Many people can find enjoying the holidays challenging, but for those with bipolar disorder, the holidays can also cause bipolar mood instability. This is a special challenge over and above what the average person faces. While average people may worry about seeing a brother who hates them or an alcoholic aunt who is a mess, people with bipolar disorder risk a bipolar relapse. Here are some of the reasons why the holidays cause bipolar mood instability for those with bipolar disorder.
Bipolar Mood Instability and Mania/Hypomania
The holidays can be merry and bright. They can be merry and bright and loud and stressful and intense and overwhelming. The holidays can expose us to so much stress and stimuli that it causes mood instability to the point of hypomania or mania. This can happen because we sleep less (What’s the Deal with Sleep and Bipolar?), because we get overstressed, because we socialize so much, because there is so much alcohol flowing or simply because our typical routine is interrupted. I think of it like being trapped in a world of swirling Christmas lights. It absolutely can make you feel crazy.
I know that for me, when I’m overstimulated with stress and anxiety, my hypomania tends to magically appear. It often appears in a minor way and then causes a lack of sleep which makes it worse. Soon I’m in a hypomanic or mixed mood only noticing it when it gets really bad.
Bipolar Mood Instability and Depression
Bipolar depression is another type of mood instability that is common during the holidays. This can come about if you’re not looking forward to the holidays but feel compelled to participate in them anyway. Anyone in that situation might feel uncomfortable or down, but for a person with bipolar disorder, this can rapidly progress into a full-blown depression. I know that some years, sitting around my family’s dinner table on Christmas day can be more an exercise in self-control and dissociation than it is either bright or merry.
But I also find the disruption in my bipolar routine is likely to lead to bipolar depression during the holidays. Again, this is often because of a sleep disruption and an overly-emotional environment. Many people do find that family triggers unpleasant emotions but the difference for those with bipolar disorder is that it can, again, turn into a full-blown episode.
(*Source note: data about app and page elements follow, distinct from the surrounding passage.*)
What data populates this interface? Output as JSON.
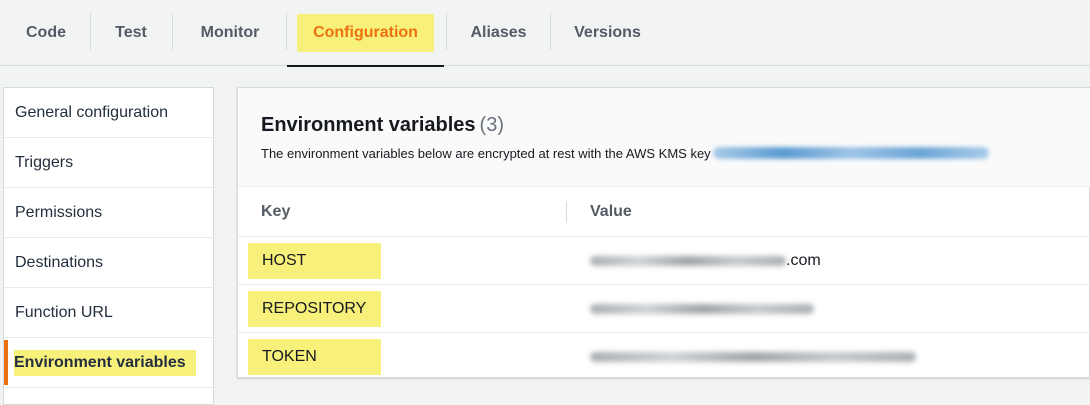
{
  "tabs": [
    {
      "label": "Code",
      "active": false
    },
    {
      "label": "Test",
      "active": false
    },
    {
      "label": "Monitor",
      "active": false
    },
    {
      "label": "Configuration",
      "active": true
    },
    {
      "label": "Aliases",
      "active": false
    },
    {
      "label": "Versions",
      "active": false
    }
  ],
  "sidebar": {
    "items": [
      {
        "label": "General configuration",
        "active": false
      },
      {
        "label": "Triggers",
        "active": false
      },
      {
        "label": "Permissions",
        "active": false
      },
      {
        "label": "Destinations",
        "active": false
      },
      {
        "label": "Function URL",
        "active": false
      },
      {
        "label": "Environment variables",
        "active": true
      }
    ]
  },
  "panel": {
    "title": "Environment variables",
    "count": "(3)",
    "description": "The environment variables below are encrypted at rest with the AWS KMS key"
  },
  "table": {
    "headers": {
      "key": "Key",
      "value": "Value"
    },
    "rows": [
      {
        "key": "HOST",
        "value_visible_suffix": ".com"
      },
      {
        "key": "REPOSITORY",
        "value_visible_suffix": ""
      },
      {
        "key": "TOKEN",
        "value_visible_suffix": ""
      }
    ]
  },
  "colors": {
    "highlight": "#f7f07a",
    "accent": "#ec7211",
    "link": "#0073bb",
    "border": "#d5dbdb"
  }
}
And for me at least, I often keep it together during the holidays and then fall into an endless hole when it’s all over. I know that the drive home often uses up many, many tissues.
The next article will outline how to avoid bipolar mood instability over the holidays.
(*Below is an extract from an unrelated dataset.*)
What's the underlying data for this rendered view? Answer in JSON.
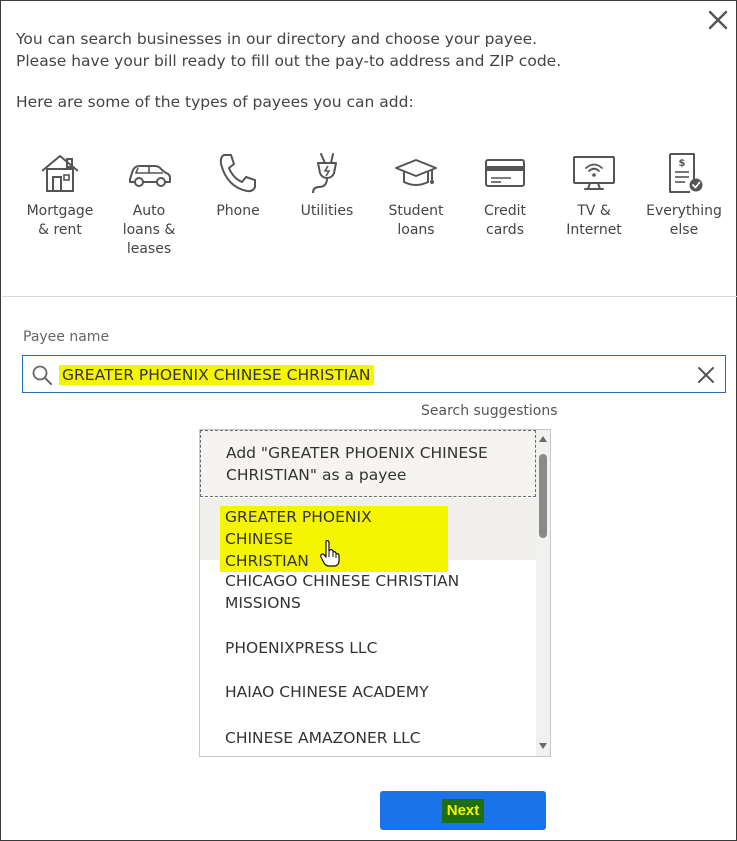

For more help with bipolar mood instability over the holidays, see:
Check out Natasha Tracy’s book: Lost Marbles: Insights into My Life with Depression & Bipolar and connect with her on Facebook, Google+ or Twitter or at Bipolar Burble, her blog.
Image by Flickr user Kathryn.